From time to time the threat landscape changes in a way that persuades me to contact my clients and let them know that heightened awareness and caution are needed.  This is one of those times.

I will start this advisory with advice that must be passed around as thoroughly as possible to computer users everywhere. 

Do not respond in any way to an email that proposes anything that you were not very specifically looking for. 

Never click a link in an email unless you asked for the link from someone that you know, and they gave it to you directly.

If you receive a warning about a service that you use, go directly to the website of the service that you use in the way that you typically access it, such as using a bookmark or typing in the address into the address bar of your web browser.  If the message is valid, the warning will be on the site.

If you receive a warning about a service or account that you don’t know about or know that you do not have or use, disregard the email and delete it.

Read Internet search results carefully when searching online for information.  Only navigate your web browser to domains that you know and trust.
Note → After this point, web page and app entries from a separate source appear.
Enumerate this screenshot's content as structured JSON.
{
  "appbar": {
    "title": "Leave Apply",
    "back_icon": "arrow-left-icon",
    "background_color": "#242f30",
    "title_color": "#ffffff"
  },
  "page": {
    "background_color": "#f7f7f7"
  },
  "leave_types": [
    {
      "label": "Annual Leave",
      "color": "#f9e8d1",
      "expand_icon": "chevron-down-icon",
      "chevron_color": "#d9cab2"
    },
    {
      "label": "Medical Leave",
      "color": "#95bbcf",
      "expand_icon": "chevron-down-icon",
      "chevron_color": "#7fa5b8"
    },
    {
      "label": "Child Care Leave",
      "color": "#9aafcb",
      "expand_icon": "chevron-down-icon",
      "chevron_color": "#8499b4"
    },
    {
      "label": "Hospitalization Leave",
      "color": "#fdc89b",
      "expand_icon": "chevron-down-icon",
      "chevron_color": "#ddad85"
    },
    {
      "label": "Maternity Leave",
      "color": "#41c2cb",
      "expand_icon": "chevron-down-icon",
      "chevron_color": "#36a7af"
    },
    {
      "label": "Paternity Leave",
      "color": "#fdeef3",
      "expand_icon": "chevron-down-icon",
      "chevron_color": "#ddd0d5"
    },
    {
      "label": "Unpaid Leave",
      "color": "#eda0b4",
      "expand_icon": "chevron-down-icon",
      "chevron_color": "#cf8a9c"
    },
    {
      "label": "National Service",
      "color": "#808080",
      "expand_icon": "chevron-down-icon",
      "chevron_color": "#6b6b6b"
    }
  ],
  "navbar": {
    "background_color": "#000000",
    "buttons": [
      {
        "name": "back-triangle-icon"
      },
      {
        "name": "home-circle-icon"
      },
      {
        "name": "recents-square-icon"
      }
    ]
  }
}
A relatively new form of malware, (read as a general term for “computer virus”), called CryptoLocker has been on the loose in the Internet for several weeks.  It is a type of infection that we call “Ransomware”, because the attackers have designed the program to deprive you of access to the data on your own computer with the promise to restore your access once you pay them a certain amount of money.  In the past, these types of attacks typically changed an attribute of your data file that made it invisible, but an experienced technician could easily restore access to the files after cleaning the infection off your computer.
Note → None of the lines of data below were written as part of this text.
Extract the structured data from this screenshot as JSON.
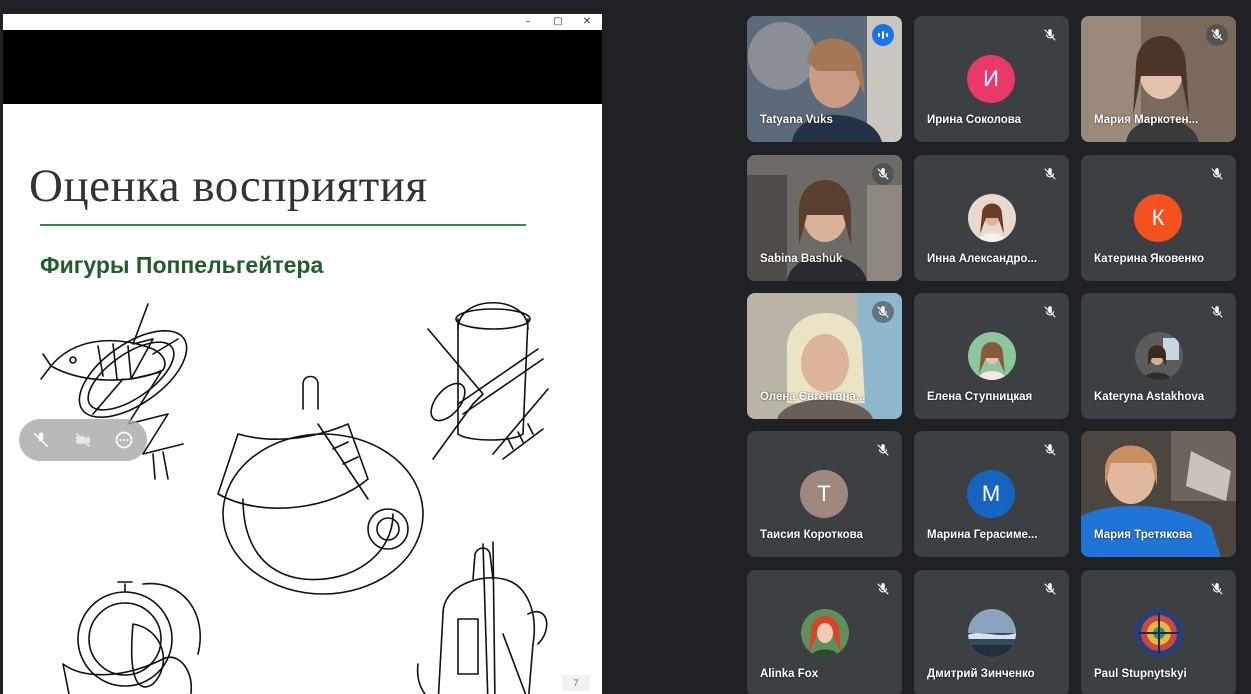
{
  "window": {
    "minimize_label": "–",
    "restore_label": "▢",
    "close_label": "✕"
  },
  "slide": {
    "title": "Оценка восприятия",
    "subtitle": "Фигуры Поппельгейтера",
    "page_number": "7",
    "accent_color": "#2e8b46"
  },
  "controls": {
    "icons": [
      "mic-off-icon",
      "video-off-icon",
      "more-icon"
    ]
  },
  "participants": [
    {
      "name": "Tatyana Vuks",
      "type": "video",
      "speaking": true
    },
    {
      "name": "Ирина Соколова",
      "type": "letter",
      "letter": "И",
      "color": "#e8396a",
      "muted": true
    },
    {
      "name": "Мария Маркотен...",
      "type": "video",
      "muted": true
    },
    {
      "name": "Sabina Bashuk",
      "type": "video",
      "muted": true
    },
    {
      "name": "Инна Александро...",
      "type": "photo",
      "muted": true
    },
    {
      "name": "Катерина Яковенко",
      "type": "letter",
      "letter": "К",
      "color": "#f4511e",
      "muted": true
    },
    {
      "name": "Олена Євгенівна...",
      "type": "video",
      "muted": true
    },
    {
      "name": "Елена Ступницкая",
      "type": "photo",
      "muted": true
    },
    {
      "name": "Kateryna Astakhova",
      "type": "photo",
      "muted": true
    },
    {
      "name": "Таисия Короткова",
      "type": "letter",
      "letter": "Т",
      "color": "#a1887f",
      "muted": true
    },
    {
      "name": "Марина Герасиме...",
      "type": "letter",
      "letter": "М",
      "color": "#1565c0",
      "muted": true
    },
    {
      "name": "Мария Третякова",
      "type": "video",
      "muted": false
    },
    {
      "name": "Alinka Fox",
      "type": "photo",
      "muted": true
    },
    {
      "name": "Дмитрий Зинченко",
      "type": "photo",
      "muted": true
    },
    {
      "name": "Paul Stupnytskyi",
      "type": "photo",
      "muted": true
    }
  ]
}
Not so with CryptoLocker.  The problem with CryptoLocker is that it actually puts all of your data files into an encrypted data file that is encrypted in a way not breakable by any means available outside of national security agencies.  CryptoLocker starts to perform this encryption and removal of your data files immediately after your computer is infected, and once complete, a message arises that informs you that you have 72 hours and counting to pay $300 in BitCoin or MoneyPak, (untraceable payment methods).  The screen contains a countdown timer that shows when your time is up, at which point the CryptoLocker servers delete the private key necessary to decrypt your data, and your data is lost.

If you see the window on your computer showing this message, it is very probably too late for ABN or anyone else to do anything about your data.  The best thing to do is to shut down your computer by holding down the power button for five seconds, and then  remove all network connections from the computer.

If your computer is connected to a network server sharing files, CryptoLocker will attempt to encrypt those files and it will succeed if you have read/write access rights to those files.  Server data may be recovered from backup, however most personal computer hard drives are not backed up.  If an external backup drive is connected to your computer at the time of infection, CryptoLocker will encrypt the backup, making it unavailable to you, as well as open DropBox, Google Drive, SkyDrive, or Jungle Disk connections.

There is no guarantee that you will receive your data back if you pay the $300 because law enforcement agencies are chasing the key server locations and shutting them down if they find them, which has the effect of canceling any outstanding ransoms in the process, and losing the data for those ransoms.  In most cases, paying the ransom will unlock your data because the validity of the promise is what is making this threat so profitable.

Finally, because this threat has been so successful financially, it is likely that the number and type of threats similar to CryptoLocker will grow.

On an upbeat note, no clients of ABN have yet experienced this infection.  We are doing our best to maintain your antivirus software at current revisions and updates if you are relying on us for that service.  At this time, this is the best effort that we can make, along advisories like this one.